Visiting Narvik military museum, and the surrounding region, is a unique opportunity to get an understanding of what that period of time might have been like for the people of northern Norway and the international contingents of soldiers battling for supremacy and control.
There are numerous monuments and markers that commemorate some of sites of key battles. Places such as Skjomnes, Bjerkvik, Ose, Lapphaugen, and Bardufoss are just some of the locations that saw fierce fighting.
One of the shocking chapters of the German occupation of Norway was the Beisfjord concentration camp. I hadn’t heard about this before, but the museum in Narvik clearly presents the available information and numerous artefacts.

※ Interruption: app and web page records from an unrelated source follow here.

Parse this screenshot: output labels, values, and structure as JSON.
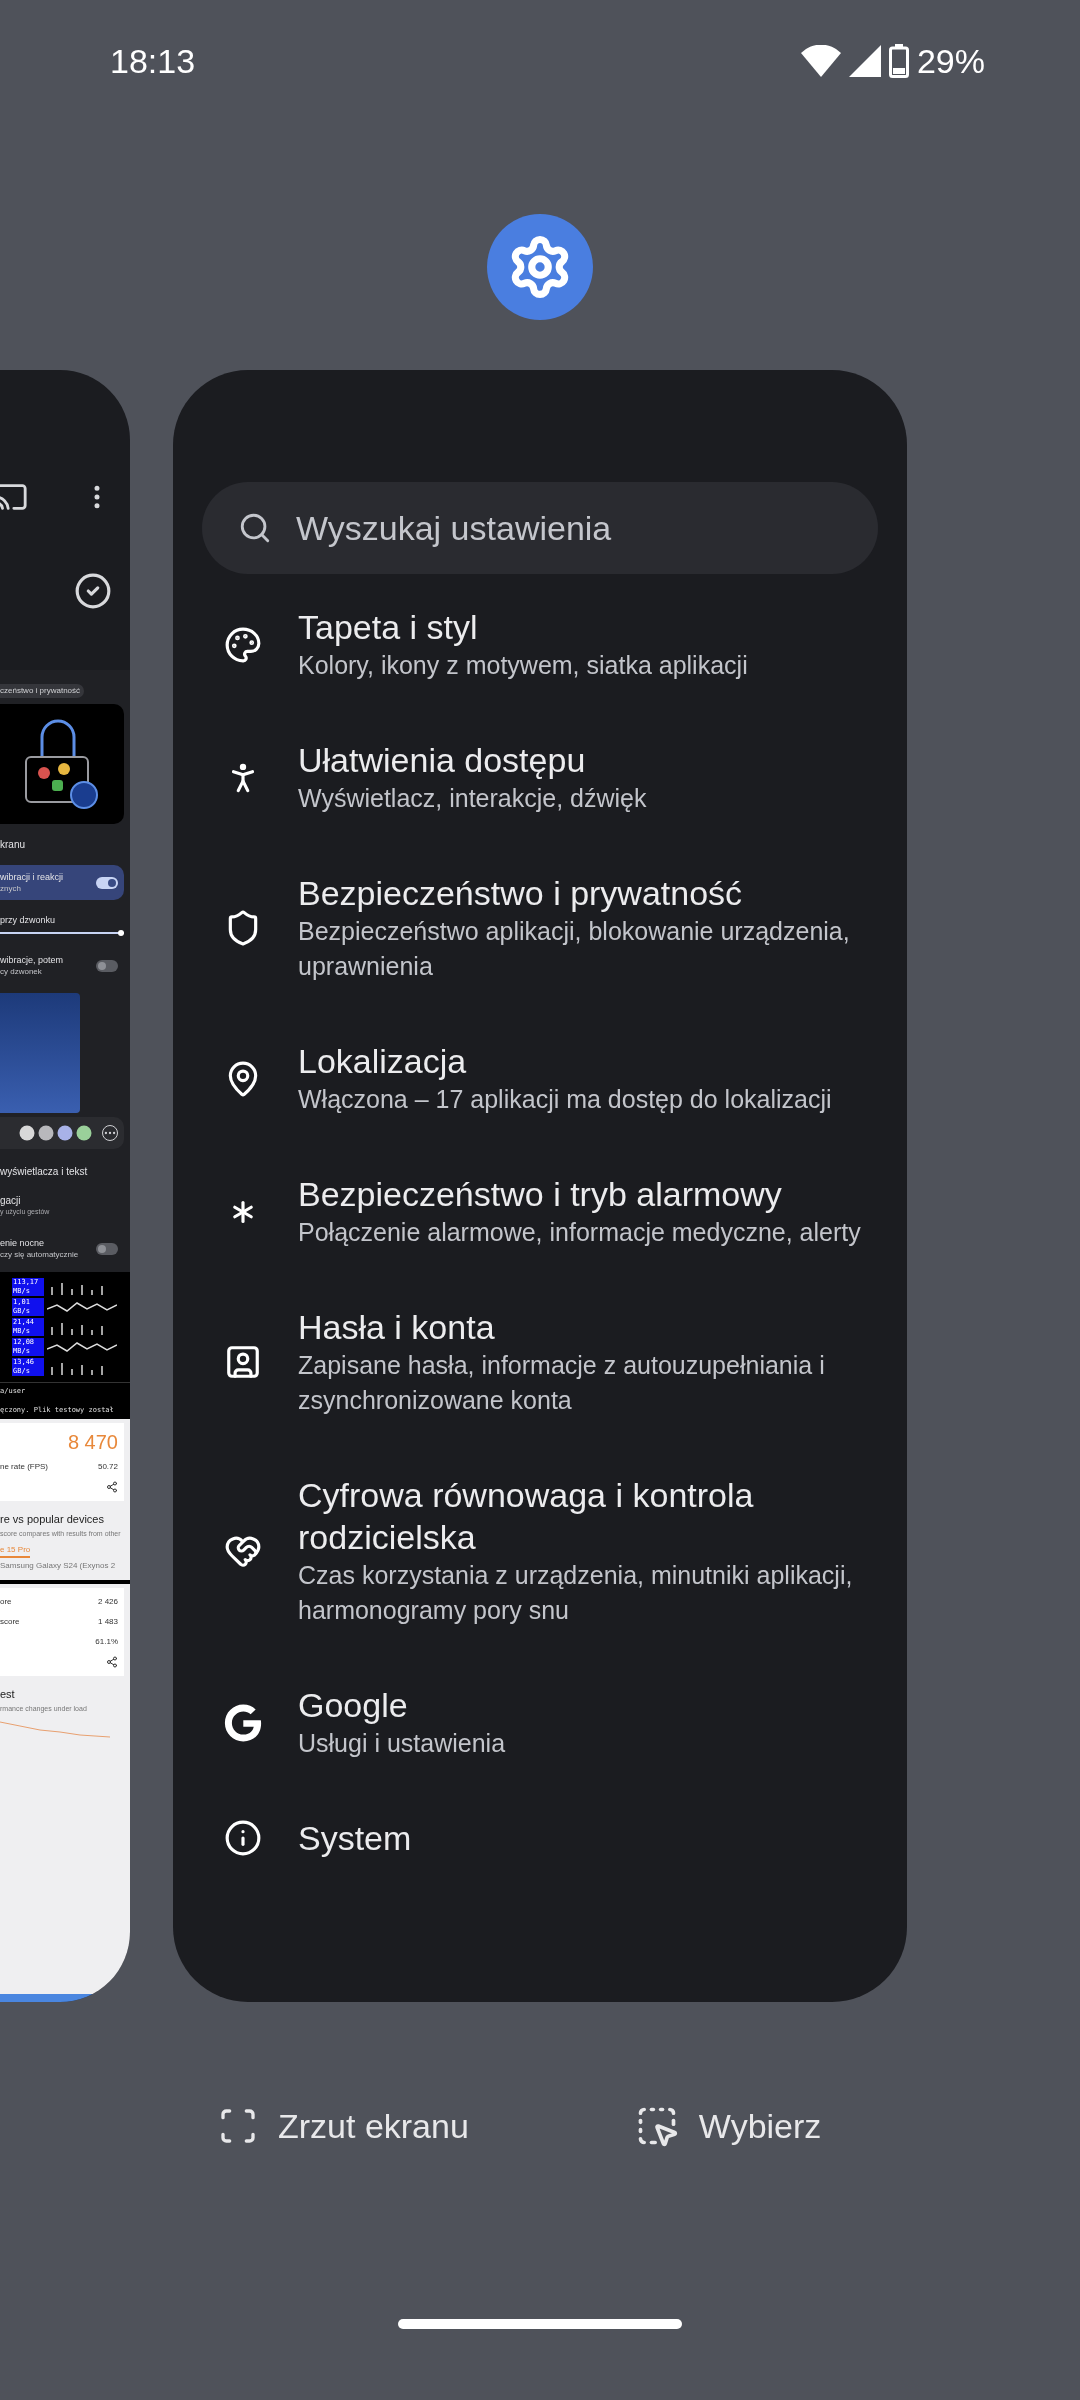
{
  "status_bar": {
    "time": "18:13",
    "battery": "29%"
  },
  "left_task": {
    "blocks": [
      {
        "kind": "toolbar"
      },
      {
        "kind": "chip",
        "text": "czeństwo i prywatność"
      },
      {
        "kind": "illustration"
      },
      {
        "kind": "row",
        "text": "kranu"
      },
      {
        "kind": "toggle",
        "text": "wibracji i reakcji",
        "subtext": "znych",
        "on": true
      },
      {
        "kind": "slider",
        "text": "przy dzwonku",
        "level": 1
      },
      {
        "kind": "toggle",
        "text": "wibracje, potem",
        "subtext": "cy dzwonek",
        "on": false
      },
      {
        "kind": "wallpaper"
      },
      {
        "kind": "swatches"
      },
      {
        "kind": "row",
        "text": "wyświetlacza i tekst"
      },
      {
        "kind": "row",
        "text": "gacji",
        "subtext": "y użyciu gestów"
      },
      {
        "kind": "toggle",
        "text": "enie nocne",
        "subtext": "czy się automatycznie",
        "on": false
      },
      {
        "kind": "speeds",
        "values": [
          "113,17 MB/s",
          "1,01 GB/s",
          "21,44 MB/s",
          "12,08 MB/s",
          "13,46 GB/s"
        ]
      },
      {
        "kind": "terminal",
        "lines": [
          "a/user",
          "ęczony. Plik testowy został"
        ]
      },
      {
        "kind": "score",
        "value": "8 470",
        "label": "ne rate (FPS)",
        "reading": "50.72"
      },
      {
        "kind": "compare",
        "title": "re vs popular devices",
        "text": "score compares with results from other",
        "tabs": [
          {
            "label": "e 15 Pro",
            "selected": true
          },
          {
            "label": "Samsung Galaxy S24 (Exynos 2",
            "selected": false
          }
        ]
      },
      {
        "kind": "stats",
        "rows": [
          {
            "label": "ore",
            "value": "2 426"
          },
          {
            "label": "score",
            "value": "1 483"
          },
          {
            "value": "61.1%"
          }
        ]
      },
      {
        "kind": "test",
        "title": "est",
        "text": "rmance changes under load"
      }
    ]
  },
  "task": {
    "search": {
      "placeholder": "Wyszukaj ustawienia"
    },
    "items": [
      {
        "title": "Tapeta i styl",
        "subtitle": "Kolory, ikony z motywem, siatka aplikacji"
      },
      {
        "title": "Ułatwienia dostępu",
        "subtitle": "Wyświetlacz, interakcje, dźwięk"
      },
      {
        "title": "Bezpieczeństwo i prywatność",
        "subtitle": "Bezpieczeństwo aplikacji, blokowanie urządzenia, uprawnienia"
      },
      {
        "title": "Lokalizacja",
        "subtitle": "Włączona – 17 aplikacji ma dostęp do lokalizacji"
      },
      {
        "title": "Bezpieczeństwo i tryb alarmowy",
        "subtitle": "Połączenie alarmowe, informacje medyczne, alerty"
      },
      {
        "title": "Hasła i konta",
        "subtitle": "Zapisane hasła, informacje z autouzupełniania i zsynchronizowane konta"
      },
      {
        "title": "Cyfrowa równowaga i kontrola rodzicielska",
        "subtitle": "Czas korzystania z urządzenia, minutniki aplikacji, harmonogramy pory snu"
      },
      {
        "title": "Google",
        "subtitle": "Usługi i ustawienia"
      },
      {
        "title": "System"
      }
    ]
  },
  "actions": [
    {
      "label": "Zrzut ekranu"
    },
    {
      "label": "Wybierz"
    }
  ]
}
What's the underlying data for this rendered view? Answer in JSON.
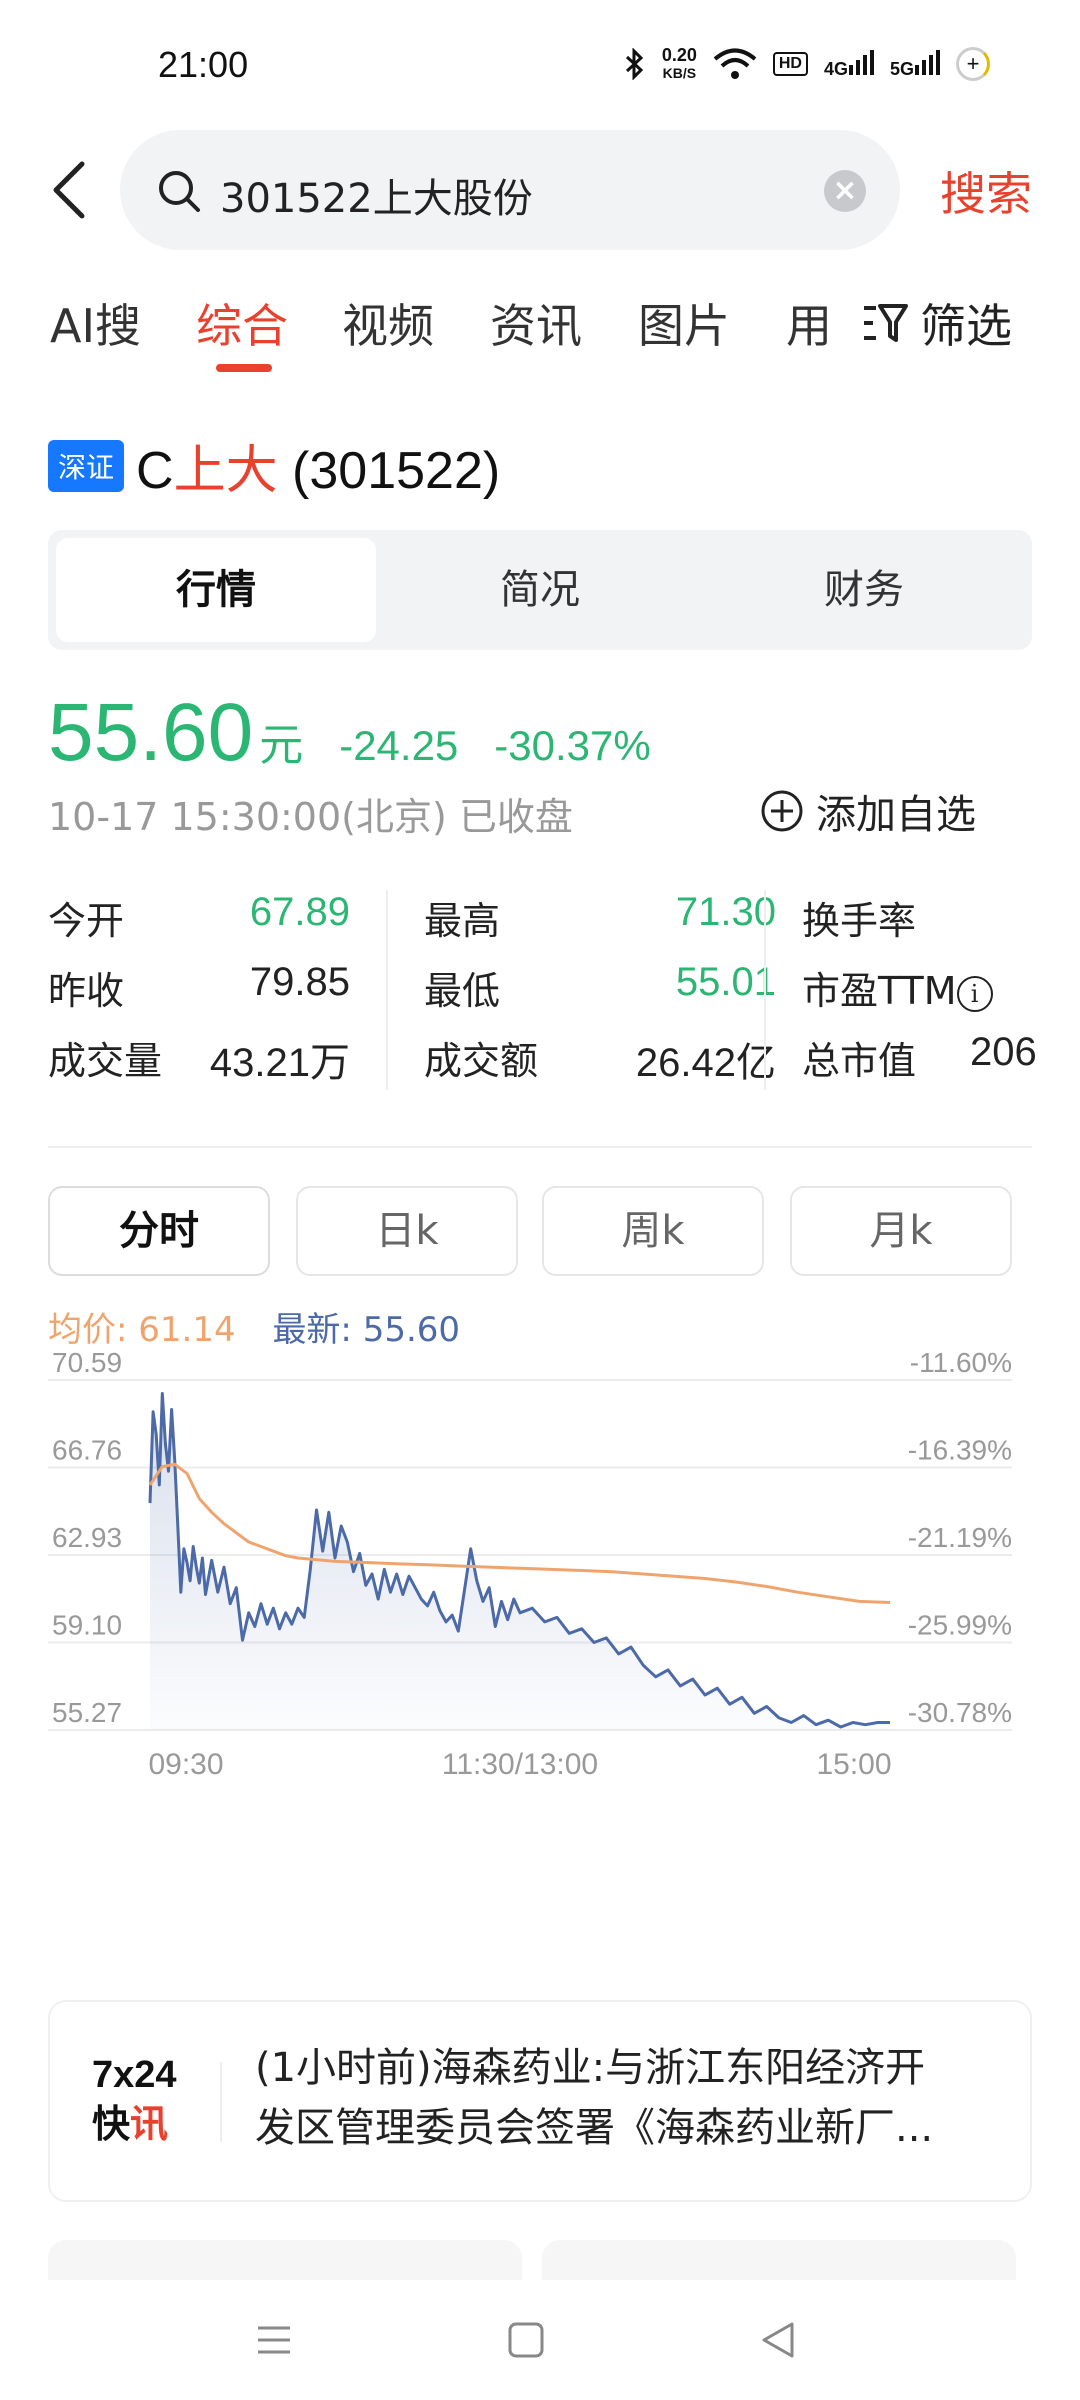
{
  "status_bar": {
    "time": "21:00",
    "net_speed_value": "0.20",
    "net_speed_unit": "KB/S",
    "hd_label": "HD",
    "signal_1": "4G",
    "signal_2": "5G",
    "icons": [
      "bluetooth-icon",
      "wifi-icon",
      "signal-icon",
      "battery-icon"
    ]
  },
  "search": {
    "query": "301522上大股份",
    "button_label": "搜索"
  },
  "tabs": [
    {
      "label": "AI搜",
      "active": false
    },
    {
      "label": "综合",
      "active": true
    },
    {
      "label": "视频",
      "active": false
    },
    {
      "label": "资讯",
      "active": false
    },
    {
      "label": "图片",
      "active": false
    },
    {
      "label": "用",
      "active": false
    }
  ],
  "filter_label": "筛选",
  "stock": {
    "exchange_badge": "深证",
    "name_prefix": "C",
    "name_highlight": "上大",
    "code": " (301522)"
  },
  "segments": [
    {
      "label": "行情",
      "active": true
    },
    {
      "label": "简况",
      "active": false
    },
    {
      "label": "财务",
      "active": false
    }
  ],
  "quote": {
    "price": "55.60",
    "unit": "元",
    "change": "-24.25",
    "change_pct": "-30.37%",
    "timestamp": "10-17 15:30:00(北京) 已收盘",
    "add_watch_label": "添加自选"
  },
  "stats": [
    {
      "label": "今开",
      "value": "67.89",
      "green": true
    },
    {
      "label": "最高",
      "value": "71.30",
      "green": true
    },
    {
      "label": "换手率",
      "value": "",
      "green": false
    },
    {
      "label": "昨收",
      "value": "79.85",
      "green": false
    },
    {
      "label": "最低",
      "value": "55.01",
      "green": true
    },
    {
      "label": "市盈TTM",
      "value": "",
      "green": false
    },
    {
      "label": "成交量",
      "value": "43.21万",
      "green": false
    },
    {
      "label": "成交额",
      "value": "26.42亿",
      "green": false
    },
    {
      "label": "总市值",
      "value": "206",
      "green": false
    }
  ],
  "periods": [
    {
      "label": "分时",
      "active": true
    },
    {
      "label": "日k",
      "active": false
    },
    {
      "label": "周k",
      "active": false
    },
    {
      "label": "月k",
      "active": false
    }
  ],
  "legend": {
    "avg_label": "均价:",
    "avg_value": "61.14",
    "last_label": "最新:",
    "last_value": "55.60"
  },
  "chart_data": {
    "type": "line",
    "title": "",
    "y_left_ticks": [
      "70.59",
      "66.76",
      "62.93",
      "59.10",
      "55.27"
    ],
    "y_right_ticks": [
      "-11.60%",
      "-16.39%",
      "-21.19%",
      "-25.99%",
      "-30.78%"
    ],
    "x_ticks": [
      "09:30",
      "11:30/13:00",
      "15:00"
    ],
    "ylim": [
      55.27,
      70.59
    ],
    "x_minutes_total": 240,
    "series": [
      {
        "name": "最新",
        "color": "#4c6aa8",
        "x": [
          0,
          1,
          2,
          3,
          4,
          5,
          6,
          7,
          8,
          9,
          10,
          11,
          12,
          13,
          14,
          15,
          16,
          17,
          18,
          20,
          22,
          24,
          26,
          28,
          30,
          32,
          34,
          36,
          38,
          40,
          42,
          44,
          46,
          48,
          50,
          52,
          54,
          56,
          58,
          60,
          62,
          64,
          66,
          68,
          70,
          72,
          74,
          76,
          78,
          80,
          82,
          84,
          86,
          88,
          90,
          92,
          94,
          96,
          98,
          100,
          102,
          104,
          106,
          108,
          110,
          112,
          114,
          116,
          118,
          120,
          124,
          128,
          132,
          136,
          140,
          144,
          148,
          152,
          156,
          160,
          164,
          168,
          172,
          176,
          180,
          184,
          188,
          192,
          196,
          200,
          204,
          208,
          212,
          216,
          220,
          224,
          228,
          232,
          236,
          240
        ],
        "values": [
          65.2,
          69.2,
          68.2,
          66.0,
          70.0,
          67.8,
          66.6,
          69.3,
          67.1,
          64.2,
          61.3,
          63.2,
          62.6,
          61.8,
          63.3,
          62.4,
          61.7,
          62.8,
          61.2,
          62.7,
          61.3,
          62.4,
          60.8,
          61.5,
          59.2,
          60.4,
          59.8,
          60.8,
          59.9,
          60.6,
          59.7,
          60.4,
          59.9,
          60.6,
          60.2,
          62.3,
          64.9,
          63.1,
          64.8,
          62.8,
          64.2,
          63.5,
          62.2,
          63.0,
          61.6,
          62.1,
          61.0,
          62.3,
          61.3,
          62.1,
          61.2,
          62.0,
          61.5,
          61.0,
          60.7,
          61.3,
          60.5,
          60.0,
          60.3,
          59.6,
          61.4,
          63.2,
          61.8,
          60.9,
          61.5,
          59.8,
          60.9,
          60.1,
          61.0,
          60.4,
          60.6,
          60.0,
          60.2,
          59.5,
          59.7,
          59.1,
          59.3,
          58.6,
          58.9,
          58.1,
          57.6,
          57.9,
          57.2,
          57.5,
          56.8,
          57.1,
          56.4,
          56.7,
          56.0,
          56.3,
          55.8,
          55.6,
          55.9,
          55.5,
          55.7,
          55.4,
          55.6,
          55.5,
          55.6,
          55.6
        ]
      },
      {
        "name": "均价",
        "color": "#f0a46d",
        "x": [
          0,
          4,
          8,
          12,
          16,
          20,
          24,
          28,
          32,
          36,
          40,
          44,
          48,
          52,
          56,
          60,
          70,
          80,
          90,
          100,
          110,
          120,
          130,
          140,
          150,
          160,
          170,
          180,
          190,
          200,
          210,
          220,
          230,
          240
        ],
        "values": [
          66.0,
          66.8,
          66.9,
          66.5,
          65.4,
          64.8,
          64.3,
          63.9,
          63.5,
          63.3,
          63.1,
          62.9,
          62.8,
          62.75,
          62.7,
          62.65,
          62.6,
          62.55,
          62.5,
          62.45,
          62.4,
          62.35,
          62.3,
          62.25,
          62.2,
          62.1,
          62.0,
          61.9,
          61.75,
          61.55,
          61.3,
          61.1,
          60.9,
          60.85
        ]
      }
    ],
    "grid": true
  },
  "news": {
    "logo_top": "7x24",
    "logo_bottom_a": "快",
    "logo_bottom_b": "讯",
    "line1": "(1小时前)海森药业:与浙江东阳经济开",
    "line2": "发区管理委员会签署《海森药业新厂..."
  }
}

In 1942, to help build their defences and the infrastructure required to export the iron ore from Narvik, the Germans brought in prisoners from the Yugoslav region. These were mainly Serbian and Bosnian men, political prisoners and prisoners-of-war.
There are documented reports of the prisoners being ordered to dig graves and then being lined up so that their bodies would drop into the grave after the guards had shot them. There are further reports that during an outbreak of typhus, ill prisoners were confined to the infirmary barracks. These were then doused with gasoline and set on fire.
Thousands of Yugoslav prisoners lost their lives in Norway during the German occupation.
World War II was a defining period of history for the town of Narvik and the people of northern Norway. Visiting this spectacular region is also an opportunity to remind yourself of the madness of war, and to pay your respects to the people who lost their lives fighting for the future that they believed in.